When I saw you guys last, it was in Gainesville, FL at the Atlantic right after HWAC was released. You played HWAC in its entirety and then once through, played a handful of older songs. What, at this time, is your favorite song to play from Sister Faith? What are the deciding factors when it comes down to the set list?
It depends on the night, but my three favorites to play at the moment are "Love Under Will," "Late Night Trains," and "Fuzzbang." Each song has a very unique personality and can be the highlight of the night for me for a different reason. When it comes to a set list we generally try to find a flow of songs that ties together well and also ebbs and flows in a cool way. We generally try to keep a couple of songs from the early records in the set if it's a headlining show. If something has been in the set for a long time and we know we've played it at every show for years we might retire it for a while, but some songs kind of demand that they be played every night. I think we played "Give Up And Drive" at every show between 2004 and 2009 and we've played "Blind In One Eye" at every show since late 2009â¦ Certain songs become so connected with the band that it's hard to see them go away.
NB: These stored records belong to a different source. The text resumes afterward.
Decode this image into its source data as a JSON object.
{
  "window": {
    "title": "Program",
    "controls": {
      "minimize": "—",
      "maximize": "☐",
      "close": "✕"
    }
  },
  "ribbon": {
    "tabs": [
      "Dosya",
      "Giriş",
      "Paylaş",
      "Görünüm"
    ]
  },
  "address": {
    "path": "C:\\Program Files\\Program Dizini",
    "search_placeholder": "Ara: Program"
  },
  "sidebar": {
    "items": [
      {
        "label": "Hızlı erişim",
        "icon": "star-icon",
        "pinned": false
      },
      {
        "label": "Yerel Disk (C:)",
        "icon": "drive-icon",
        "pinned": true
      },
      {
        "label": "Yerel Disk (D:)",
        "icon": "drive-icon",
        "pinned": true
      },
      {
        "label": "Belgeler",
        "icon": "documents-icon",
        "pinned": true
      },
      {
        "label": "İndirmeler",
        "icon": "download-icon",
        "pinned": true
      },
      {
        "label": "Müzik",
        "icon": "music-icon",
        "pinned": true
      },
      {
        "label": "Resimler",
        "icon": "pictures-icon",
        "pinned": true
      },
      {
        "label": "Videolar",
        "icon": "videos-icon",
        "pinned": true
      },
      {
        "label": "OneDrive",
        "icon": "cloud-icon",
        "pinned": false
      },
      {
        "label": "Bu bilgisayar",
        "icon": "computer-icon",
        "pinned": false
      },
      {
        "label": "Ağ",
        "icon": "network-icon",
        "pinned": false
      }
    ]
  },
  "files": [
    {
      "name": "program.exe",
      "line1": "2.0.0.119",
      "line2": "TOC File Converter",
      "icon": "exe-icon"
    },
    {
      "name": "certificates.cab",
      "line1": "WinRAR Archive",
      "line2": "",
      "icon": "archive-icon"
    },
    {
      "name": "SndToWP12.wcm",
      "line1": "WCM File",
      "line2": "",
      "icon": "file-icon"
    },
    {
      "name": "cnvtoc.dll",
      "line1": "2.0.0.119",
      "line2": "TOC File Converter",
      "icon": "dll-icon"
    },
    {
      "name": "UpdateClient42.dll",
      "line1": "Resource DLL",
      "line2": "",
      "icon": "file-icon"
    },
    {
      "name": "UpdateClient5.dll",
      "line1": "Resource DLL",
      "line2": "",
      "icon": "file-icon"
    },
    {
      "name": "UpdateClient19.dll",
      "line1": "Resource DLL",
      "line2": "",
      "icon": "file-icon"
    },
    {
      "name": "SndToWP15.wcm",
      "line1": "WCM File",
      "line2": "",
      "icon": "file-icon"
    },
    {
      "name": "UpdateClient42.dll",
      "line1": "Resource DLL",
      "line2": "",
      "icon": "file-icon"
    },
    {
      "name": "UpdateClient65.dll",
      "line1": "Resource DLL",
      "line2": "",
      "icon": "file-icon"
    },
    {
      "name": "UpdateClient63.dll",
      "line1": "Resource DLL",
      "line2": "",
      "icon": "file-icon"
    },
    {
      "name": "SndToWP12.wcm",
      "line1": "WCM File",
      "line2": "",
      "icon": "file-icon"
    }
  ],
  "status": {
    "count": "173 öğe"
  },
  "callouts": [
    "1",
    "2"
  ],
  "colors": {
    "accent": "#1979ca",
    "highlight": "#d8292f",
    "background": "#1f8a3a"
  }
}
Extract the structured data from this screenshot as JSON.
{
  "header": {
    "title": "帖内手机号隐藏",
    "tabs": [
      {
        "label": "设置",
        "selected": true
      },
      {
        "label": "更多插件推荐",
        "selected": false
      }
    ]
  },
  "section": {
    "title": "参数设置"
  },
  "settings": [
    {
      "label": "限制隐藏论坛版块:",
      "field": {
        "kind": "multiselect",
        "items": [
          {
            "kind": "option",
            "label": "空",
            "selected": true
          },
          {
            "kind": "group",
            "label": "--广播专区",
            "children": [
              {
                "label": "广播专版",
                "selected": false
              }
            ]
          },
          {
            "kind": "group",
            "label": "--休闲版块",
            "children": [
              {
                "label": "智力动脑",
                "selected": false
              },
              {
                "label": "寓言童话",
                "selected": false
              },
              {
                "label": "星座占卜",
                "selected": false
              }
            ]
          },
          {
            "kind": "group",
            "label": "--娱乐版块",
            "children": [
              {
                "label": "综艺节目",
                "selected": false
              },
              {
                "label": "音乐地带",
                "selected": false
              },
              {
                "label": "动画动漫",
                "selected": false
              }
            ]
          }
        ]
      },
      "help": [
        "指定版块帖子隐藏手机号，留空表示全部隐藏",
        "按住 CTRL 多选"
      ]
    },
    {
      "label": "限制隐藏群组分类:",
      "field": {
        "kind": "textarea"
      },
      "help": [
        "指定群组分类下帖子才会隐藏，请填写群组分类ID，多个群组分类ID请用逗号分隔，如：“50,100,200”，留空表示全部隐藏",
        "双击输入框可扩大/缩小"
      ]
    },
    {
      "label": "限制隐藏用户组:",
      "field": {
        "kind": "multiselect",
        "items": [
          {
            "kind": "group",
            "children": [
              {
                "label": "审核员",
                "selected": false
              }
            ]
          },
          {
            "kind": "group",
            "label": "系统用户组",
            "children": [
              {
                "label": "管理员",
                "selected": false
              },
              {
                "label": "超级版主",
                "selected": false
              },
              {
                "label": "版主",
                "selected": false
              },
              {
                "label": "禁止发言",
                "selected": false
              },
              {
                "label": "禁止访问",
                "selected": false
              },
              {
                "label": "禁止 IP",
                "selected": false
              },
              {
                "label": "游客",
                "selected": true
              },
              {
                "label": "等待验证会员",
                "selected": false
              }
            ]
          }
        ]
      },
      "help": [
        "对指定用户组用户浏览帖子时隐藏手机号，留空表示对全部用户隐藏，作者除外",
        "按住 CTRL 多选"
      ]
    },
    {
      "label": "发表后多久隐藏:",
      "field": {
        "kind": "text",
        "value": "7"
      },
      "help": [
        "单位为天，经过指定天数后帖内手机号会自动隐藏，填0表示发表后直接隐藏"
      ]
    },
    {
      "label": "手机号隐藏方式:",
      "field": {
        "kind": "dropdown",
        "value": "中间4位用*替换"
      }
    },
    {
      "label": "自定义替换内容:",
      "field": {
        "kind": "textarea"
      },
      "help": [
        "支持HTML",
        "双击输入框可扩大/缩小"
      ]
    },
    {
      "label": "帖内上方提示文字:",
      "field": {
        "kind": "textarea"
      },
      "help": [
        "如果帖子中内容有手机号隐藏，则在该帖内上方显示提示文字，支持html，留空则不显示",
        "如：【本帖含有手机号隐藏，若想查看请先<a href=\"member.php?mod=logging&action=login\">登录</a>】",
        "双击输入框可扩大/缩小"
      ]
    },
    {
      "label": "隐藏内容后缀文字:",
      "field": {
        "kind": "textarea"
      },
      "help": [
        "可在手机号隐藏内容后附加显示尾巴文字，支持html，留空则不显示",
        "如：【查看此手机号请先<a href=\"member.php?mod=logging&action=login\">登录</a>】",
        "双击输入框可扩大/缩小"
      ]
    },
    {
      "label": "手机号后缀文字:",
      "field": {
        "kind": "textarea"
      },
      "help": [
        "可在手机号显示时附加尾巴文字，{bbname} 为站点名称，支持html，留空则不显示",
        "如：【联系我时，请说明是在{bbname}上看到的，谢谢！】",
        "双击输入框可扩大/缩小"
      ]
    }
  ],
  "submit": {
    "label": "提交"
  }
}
Can you tell us about what other tour support is planned for Sister Faith? What should we look out of from you guys?
We've been on tour almost constantly since Sister Faith came out in late Aprilâ¦ We went to the UK for a week with Narrows, did a three week North American headlining run with Red Hare, California X and TV Freaks joining us on various legs, we toured with Baroness for a couple weeks after that, then went to Europe and had Birds In Row and Xerxes join us for most of that, then returned to the States for a few shows, then went out in September for some headlining shows with Xerxes opening then a few shows with Girls Against Boys… Now we're about to go up to play with Modern Life Is War at their hometown record release show, then we fly to the West Coast and will have Red Hare join us out there, then we'll tour with Pelican in Novemberâ¦ Then, we'll hibernate for the winter and hit Australia and Europe next year. Then, maybe we'll write another record. Always moving forward..
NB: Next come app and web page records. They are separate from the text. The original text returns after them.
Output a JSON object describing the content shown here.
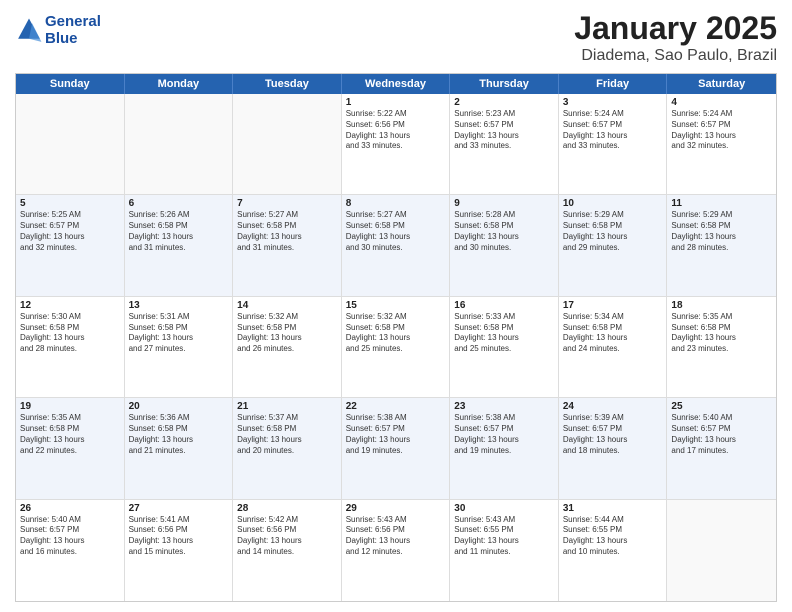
{
  "header": {
    "logo_line1": "General",
    "logo_line2": "Blue",
    "title": "January 2025",
    "subtitle": "Diadema, Sao Paulo, Brazil"
  },
  "weekdays": [
    "Sunday",
    "Monday",
    "Tuesday",
    "Wednesday",
    "Thursday",
    "Friday",
    "Saturday"
  ],
  "weeks": [
    [
      {
        "day": "",
        "info": ""
      },
      {
        "day": "",
        "info": ""
      },
      {
        "day": "",
        "info": ""
      },
      {
        "day": "1",
        "info": "Sunrise: 5:22 AM\nSunset: 6:56 PM\nDaylight: 13 hours\nand 33 minutes."
      },
      {
        "day": "2",
        "info": "Sunrise: 5:23 AM\nSunset: 6:57 PM\nDaylight: 13 hours\nand 33 minutes."
      },
      {
        "day": "3",
        "info": "Sunrise: 5:24 AM\nSunset: 6:57 PM\nDaylight: 13 hours\nand 33 minutes."
      },
      {
        "day": "4",
        "info": "Sunrise: 5:24 AM\nSunset: 6:57 PM\nDaylight: 13 hours\nand 32 minutes."
      }
    ],
    [
      {
        "day": "5",
        "info": "Sunrise: 5:25 AM\nSunset: 6:57 PM\nDaylight: 13 hours\nand 32 minutes."
      },
      {
        "day": "6",
        "info": "Sunrise: 5:26 AM\nSunset: 6:58 PM\nDaylight: 13 hours\nand 31 minutes."
      },
      {
        "day": "7",
        "info": "Sunrise: 5:27 AM\nSunset: 6:58 PM\nDaylight: 13 hours\nand 31 minutes."
      },
      {
        "day": "8",
        "info": "Sunrise: 5:27 AM\nSunset: 6:58 PM\nDaylight: 13 hours\nand 30 minutes."
      },
      {
        "day": "9",
        "info": "Sunrise: 5:28 AM\nSunset: 6:58 PM\nDaylight: 13 hours\nand 30 minutes."
      },
      {
        "day": "10",
        "info": "Sunrise: 5:29 AM\nSunset: 6:58 PM\nDaylight: 13 hours\nand 29 minutes."
      },
      {
        "day": "11",
        "info": "Sunrise: 5:29 AM\nSunset: 6:58 PM\nDaylight: 13 hours\nand 28 minutes."
      }
    ],
    [
      {
        "day": "12",
        "info": "Sunrise: 5:30 AM\nSunset: 6:58 PM\nDaylight: 13 hours\nand 28 minutes."
      },
      {
        "day": "13",
        "info": "Sunrise: 5:31 AM\nSunset: 6:58 PM\nDaylight: 13 hours\nand 27 minutes."
      },
      {
        "day": "14",
        "info": "Sunrise: 5:32 AM\nSunset: 6:58 PM\nDaylight: 13 hours\nand 26 minutes."
      },
      {
        "day": "15",
        "info": "Sunrise: 5:32 AM\nSunset: 6:58 PM\nDaylight: 13 hours\nand 25 minutes."
      },
      {
        "day": "16",
        "info": "Sunrise: 5:33 AM\nSunset: 6:58 PM\nDaylight: 13 hours\nand 25 minutes."
      },
      {
        "day": "17",
        "info": "Sunrise: 5:34 AM\nSunset: 6:58 PM\nDaylight: 13 hours\nand 24 minutes."
      },
      {
        "day": "18",
        "info": "Sunrise: 5:35 AM\nSunset: 6:58 PM\nDaylight: 13 hours\nand 23 minutes."
      }
    ],
    [
      {
        "day": "19",
        "info": "Sunrise: 5:35 AM\nSunset: 6:58 PM\nDaylight: 13 hours\nand 22 minutes."
      },
      {
        "day": "20",
        "info": "Sunrise: 5:36 AM\nSunset: 6:58 PM\nDaylight: 13 hours\nand 21 minutes."
      },
      {
        "day": "21",
        "info": "Sunrise: 5:37 AM\nSunset: 6:58 PM\nDaylight: 13 hours\nand 20 minutes."
      },
      {
        "day": "22",
        "info": "Sunrise: 5:38 AM\nSunset: 6:57 PM\nDaylight: 13 hours\nand 19 minutes."
      },
      {
        "day": "23",
        "info": "Sunrise: 5:38 AM\nSunset: 6:57 PM\nDaylight: 13 hours\nand 19 minutes."
      },
      {
        "day": "24",
        "info": "Sunrise: 5:39 AM\nSunset: 6:57 PM\nDaylight: 13 hours\nand 18 minutes."
      },
      {
        "day": "25",
        "info": "Sunrise: 5:40 AM\nSunset: 6:57 PM\nDaylight: 13 hours\nand 17 minutes."
      }
    ],
    [
      {
        "day": "26",
        "info": "Sunrise: 5:40 AM\nSunset: 6:57 PM\nDaylight: 13 hours\nand 16 minutes."
      },
      {
        "day": "27",
        "info": "Sunrise: 5:41 AM\nSunset: 6:56 PM\nDaylight: 13 hours\nand 15 minutes."
      },
      {
        "day": "28",
        "info": "Sunrise: 5:42 AM\nSunset: 6:56 PM\nDaylight: 13 hours\nand 14 minutes."
      },
      {
        "day": "29",
        "info": "Sunrise: 5:43 AM\nSunset: 6:56 PM\nDaylight: 13 hours\nand 12 minutes."
      },
      {
        "day": "30",
        "info": "Sunrise: 5:43 AM\nSunset: 6:55 PM\nDaylight: 13 hours\nand 11 minutes."
      },
      {
        "day": "31",
        "info": "Sunrise: 5:44 AM\nSunset: 6:55 PM\nDaylight: 13 hours\nand 10 minutes."
      },
      {
        "day": "",
        "info": ""
      }
    ]
  ]
}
|10-03||Chicago, IL||Bottom Lounge #|
|10-04||Des Moines, IA||Woody's ~|
|10-6||Los Angeles, CA||The Satellite *|
|10-7||San Diego, CA||Soda Bar *|
|10-9||San Francisco, CA||Bottom of the Hill *+|
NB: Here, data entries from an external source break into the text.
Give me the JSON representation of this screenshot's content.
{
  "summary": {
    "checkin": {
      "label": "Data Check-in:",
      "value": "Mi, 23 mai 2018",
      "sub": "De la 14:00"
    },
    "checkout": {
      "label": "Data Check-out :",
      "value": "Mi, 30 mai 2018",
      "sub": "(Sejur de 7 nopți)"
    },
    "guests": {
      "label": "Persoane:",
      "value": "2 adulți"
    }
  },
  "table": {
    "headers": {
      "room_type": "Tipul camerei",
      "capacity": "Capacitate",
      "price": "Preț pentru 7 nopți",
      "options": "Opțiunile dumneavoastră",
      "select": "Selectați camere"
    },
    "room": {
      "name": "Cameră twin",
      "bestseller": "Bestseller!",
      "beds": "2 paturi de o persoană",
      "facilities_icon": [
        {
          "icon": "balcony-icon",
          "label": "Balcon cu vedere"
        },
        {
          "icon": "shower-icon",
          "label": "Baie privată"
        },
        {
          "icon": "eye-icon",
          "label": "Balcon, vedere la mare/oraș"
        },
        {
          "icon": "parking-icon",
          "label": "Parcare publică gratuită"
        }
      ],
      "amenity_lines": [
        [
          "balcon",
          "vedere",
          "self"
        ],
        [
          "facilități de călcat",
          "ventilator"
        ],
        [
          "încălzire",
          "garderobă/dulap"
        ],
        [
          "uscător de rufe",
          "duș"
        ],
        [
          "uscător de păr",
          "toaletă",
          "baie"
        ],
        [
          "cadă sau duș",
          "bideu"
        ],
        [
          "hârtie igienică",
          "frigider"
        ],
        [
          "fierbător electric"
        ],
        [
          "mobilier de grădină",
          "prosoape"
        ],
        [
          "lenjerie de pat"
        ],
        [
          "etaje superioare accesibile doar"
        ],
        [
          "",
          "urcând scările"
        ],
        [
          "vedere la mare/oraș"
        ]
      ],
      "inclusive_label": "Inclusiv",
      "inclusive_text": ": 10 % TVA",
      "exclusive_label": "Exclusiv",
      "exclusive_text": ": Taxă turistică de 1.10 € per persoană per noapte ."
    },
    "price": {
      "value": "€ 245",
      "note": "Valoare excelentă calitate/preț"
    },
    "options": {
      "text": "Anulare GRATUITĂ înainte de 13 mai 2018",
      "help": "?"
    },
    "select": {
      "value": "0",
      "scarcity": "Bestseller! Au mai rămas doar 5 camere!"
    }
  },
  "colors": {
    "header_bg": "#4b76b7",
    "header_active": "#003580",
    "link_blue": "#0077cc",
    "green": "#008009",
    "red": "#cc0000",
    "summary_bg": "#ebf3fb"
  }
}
|10-11||Spokane, WA||Carr's Corner *|
|10-12||Vancouver, BC||Biltmore *|
|10-13||Portland, OR||Dante's *|
|10-14||Seattle, WA||Highline *|
|10-16||Oakland, CA||1234 Go|
|10-18||Ventura, CA||Zoey's Cafe|
|11-01||Cleveland, OH||Peabody's %|
|11-02||Washington, DC||DC9 %|
|11-03||Philadelphia, PA||First Unitarian Church %|
|11-04||Chapel Hill, NC||Local 506 %|
|11-05||Atlanta, GA||The Masquerade %|
|11-06||Birmingham, AL||Zydeco %|
|11-07||Baton Rouge, LA||Spanish Moon %|
|11-08||Austin, TX||FFF Nites|
|11-12||Louisville, KY||The New Vintage|
|# w/ Swan King||~ w/ Modern Life Is War, Touche Amore||* w/ Red Hare|
|+ w/ Kowloon Walled City||% w/ Pelican|